For the 2010 competitive year, the ISU's annual theme for the original dance segment (since defunct and replaced by the “short dance”) was “country/folk.” That meant competitors had to create a routine that explored some aspect of it, in both music and costume as well as in maneuvers. The top Russian pair chose to emulate Aboriginal tribal dancing in their program, decked in full bodysuits adorned with their interpretation of Aboriginal body paint (and a loincloth).

Their debut performance at the European Championships drew heavy criticism from Aboriginal groups in both Australia and Canada, who were greatly offended by the inaccuracy of the costumes and the routine. The Russian pair, Oksana Domnina and Maxim Shabalin, were quick to dial down the costumes and dial up the accuracy in time for the Winter Olympics in Vancouver, but the judges were not impressed. They ended up with the bronze, ending decades of Russian dominance in the discipline. (With the glaring exception of 2002, of course.)


While not a scandal, this event bears mentioning because it has rocked the figure skating world arguably more than anything else. In February of 1961, the American figure skating team boarded a flight to Belgium from New York, en route to the World Championships in Prague. The plane went down mysteriously (cause still questioned today) as it tried to land in Brussels, killing all 72 passengers. America's top skaters and coaches had been aboard, including nine-time U.S. Champion and Olympic bronze medalist-turned-coach Maribel Vinson-Owen and her daughter Laurence Owen, a 16-year-old who had been heavily favored to win the ladies event that year.

The ISU canceled the competition upon the news of the crash and the United States lost its long-held dominance in the sport for almost a decade.
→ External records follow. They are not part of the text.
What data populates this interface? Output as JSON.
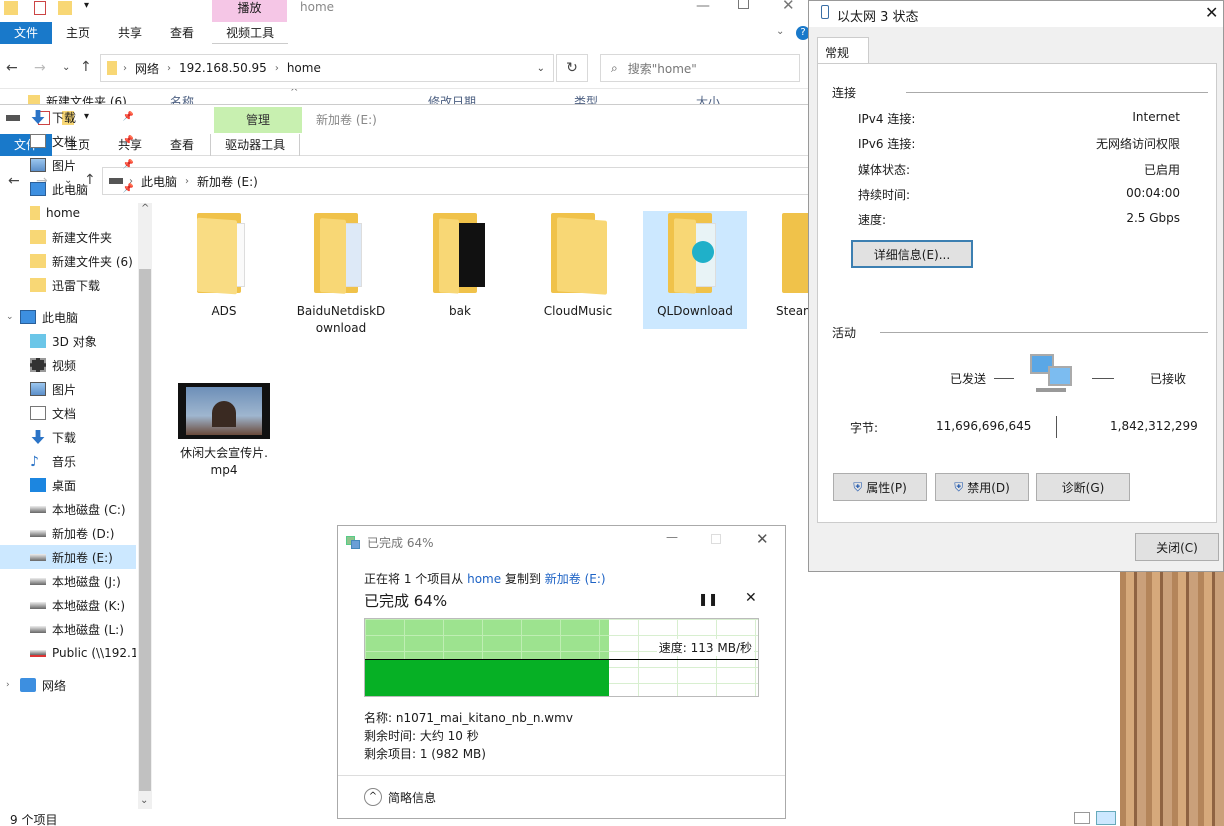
{
  "back_explorer": {
    "qat": [
      "▾"
    ],
    "context_tab_header": "播放",
    "title": "home",
    "tabs": [
      "文件",
      "主页",
      "共享",
      "查看",
      "视频工具"
    ],
    "address": [
      "网络",
      "192.168.50.95",
      "home"
    ],
    "search_placeholder": "搜索\"home\"",
    "partial_row": "新建文件夹 (6)",
    "column_headers": [
      "名称",
      "修改日期",
      "类型",
      "大小"
    ]
  },
  "front_explorer": {
    "context_tab_header": "管理",
    "title": "新加卷 (E:)",
    "tabs": [
      "文件",
      "主页",
      "共享",
      "查看",
      "驱动器工具"
    ],
    "address": [
      "此电脑",
      "新加卷 (E:)"
    ],
    "nav": [
      {
        "label": "下载",
        "icon": "download-icon",
        "pinned": true
      },
      {
        "label": "文档",
        "icon": "document-icon",
        "pinned": true
      },
      {
        "label": "图片",
        "icon": "picture-icon",
        "pinned": true
      },
      {
        "label": "此电脑",
        "icon": "computer-icon",
        "pinned": true
      },
      {
        "label": "home",
        "icon": "network-folder-icon",
        "pinned": false
      },
      {
        "label": "新建文件夹",
        "icon": "folder-icon",
        "pinned": false
      },
      {
        "label": "新建文件夹 (6)",
        "icon": "folder-icon",
        "pinned": false
      },
      {
        "label": "迅雷下载",
        "icon": "folder-icon",
        "pinned": false
      },
      {
        "label": "此电脑",
        "icon": "computer-icon",
        "pinned": false
      },
      {
        "label": "3D 对象",
        "icon": "cube-icon",
        "pinned": false
      },
      {
        "label": "视频",
        "icon": "video-icon",
        "pinned": false
      },
      {
        "label": "图片",
        "icon": "picture-icon",
        "pinned": false
      },
      {
        "label": "文档",
        "icon": "document-icon",
        "pinned": false
      },
      {
        "label": "下载",
        "icon": "download-icon",
        "pinned": false
      },
      {
        "label": "音乐",
        "icon": "music-icon",
        "pinned": false
      },
      {
        "label": "桌面",
        "icon": "desktop-icon",
        "pinned": false
      },
      {
        "label": "本地磁盘 (C:)",
        "icon": "drive-icon",
        "pinned": false
      },
      {
        "label": "新加卷 (D:)",
        "icon": "drive-icon",
        "pinned": false
      },
      {
        "label": "新加卷 (E:)",
        "icon": "drive-icon",
        "pinned": false,
        "selected": true
      },
      {
        "label": "本地磁盘 (J:)",
        "icon": "drive-icon",
        "pinned": false
      },
      {
        "label": "本地磁盘 (K:)",
        "icon": "drive-icon",
        "pinned": false
      },
      {
        "label": "本地磁盘 (L:)",
        "icon": "drive-icon",
        "pinned": false
      },
      {
        "label": "Public (\\\\192.168",
        "icon": "network-drive-icon",
        "pinned": false
      },
      {
        "label": "网络",
        "icon": "network-icon",
        "pinned": false
      }
    ],
    "files": [
      {
        "name": "ADS"
      },
      {
        "name": "BaiduNetdiskDownload"
      },
      {
        "name": "bak"
      },
      {
        "name": "CloudMusic"
      },
      {
        "name": "QLDownload",
        "selected": true
      },
      {
        "name": "Steam"
      },
      {
        "name": "休闲大会宣传片.mp4"
      }
    ],
    "status": "9 个项目"
  },
  "network_status": {
    "title": "以太网 3 状态",
    "tab": "常规",
    "connection_group": "连接",
    "rows": [
      {
        "label": "IPv4 连接:",
        "value": "Internet"
      },
      {
        "label": "IPv6 连接:",
        "value": "无网络访问权限"
      },
      {
        "label": "媒体状态:",
        "value": "已启用"
      },
      {
        "label": "持续时间:",
        "value": "00:04:00"
      },
      {
        "label": "速度:",
        "value": "2.5 Gbps"
      }
    ],
    "details_button": "详细信息(E)...",
    "activity_group": "活动",
    "sent_label": "已发送",
    "received_label": "已接收",
    "bytes_label": "字节:",
    "bytes_sent": "11,696,696,645",
    "bytes_received": "1,842,312,299",
    "properties_button": "属性(P)",
    "disable_button": "禁用(D)",
    "diagnose_button": "诊断(G)",
    "close_button": "关闭(C)"
  },
  "copy_dialog": {
    "title": "已完成 64%",
    "line_prefix": "正在将 1 个项目从",
    "source": "home",
    "line_mid": "复制到",
    "destination": "新加卷 (E:)",
    "progress_heading": "已完成 64%",
    "progress": 0.64,
    "speed": "速度: 113 MB/秒",
    "name_line": "名称: n1071_mai_kitano_nb_n.wmv",
    "time_line": "剩余时间: 大约 10 秒",
    "items_line": "剩余项目: 1 (982 MB)",
    "less_details": "简略信息"
  },
  "colors": {
    "accent": "#1979ca",
    "progress": "#06b025",
    "progress_light": "#9de38f"
  }
}
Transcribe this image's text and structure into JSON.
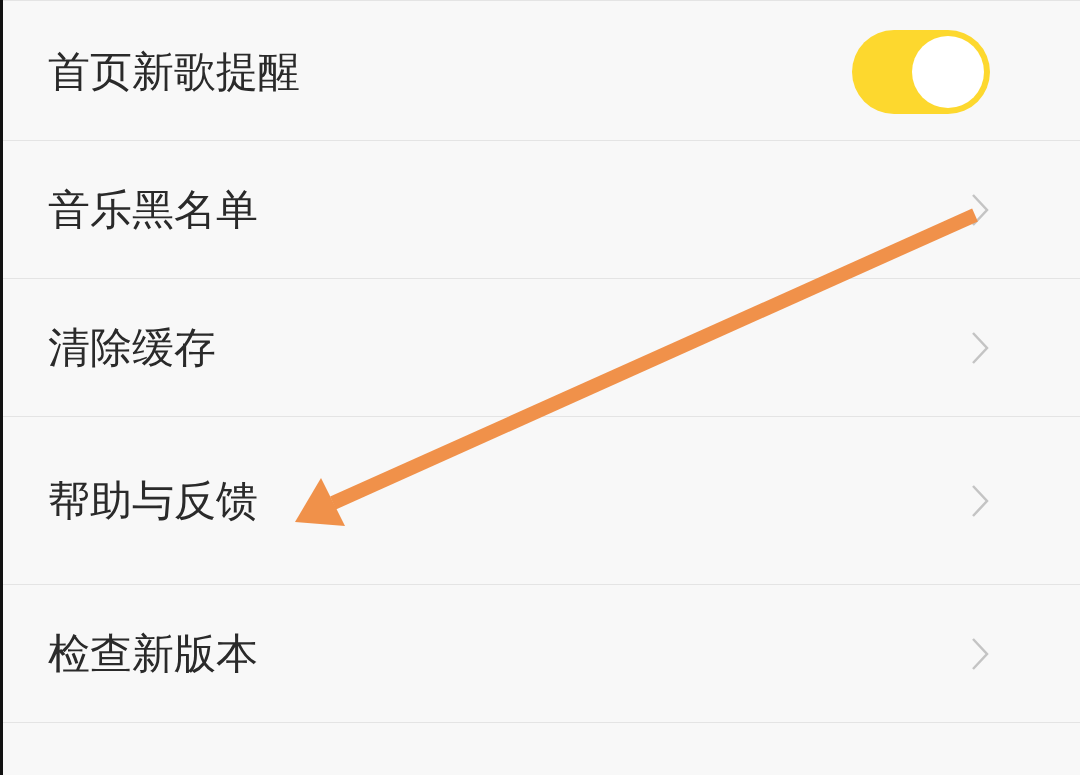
{
  "settings": [
    {
      "kind": "toggle",
      "label": "首页新歌提醒",
      "on": true
    },
    {
      "kind": "link",
      "label": "音乐黑名单"
    },
    {
      "kind": "link",
      "label": "清除缓存"
    },
    {
      "kind": "link",
      "label": "帮助与反馈",
      "tall": true
    },
    {
      "kind": "link",
      "label": "检查新版本"
    },
    {
      "kind": "blank"
    }
  ]
}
The United States Figure Skating Association (USFS) soon after established a memorial fund that helped support the skating careers of competitors in need of financial assistance, including future Olympic champions like Scott Hamilton and Peggy Fleming.


More from mental floss studios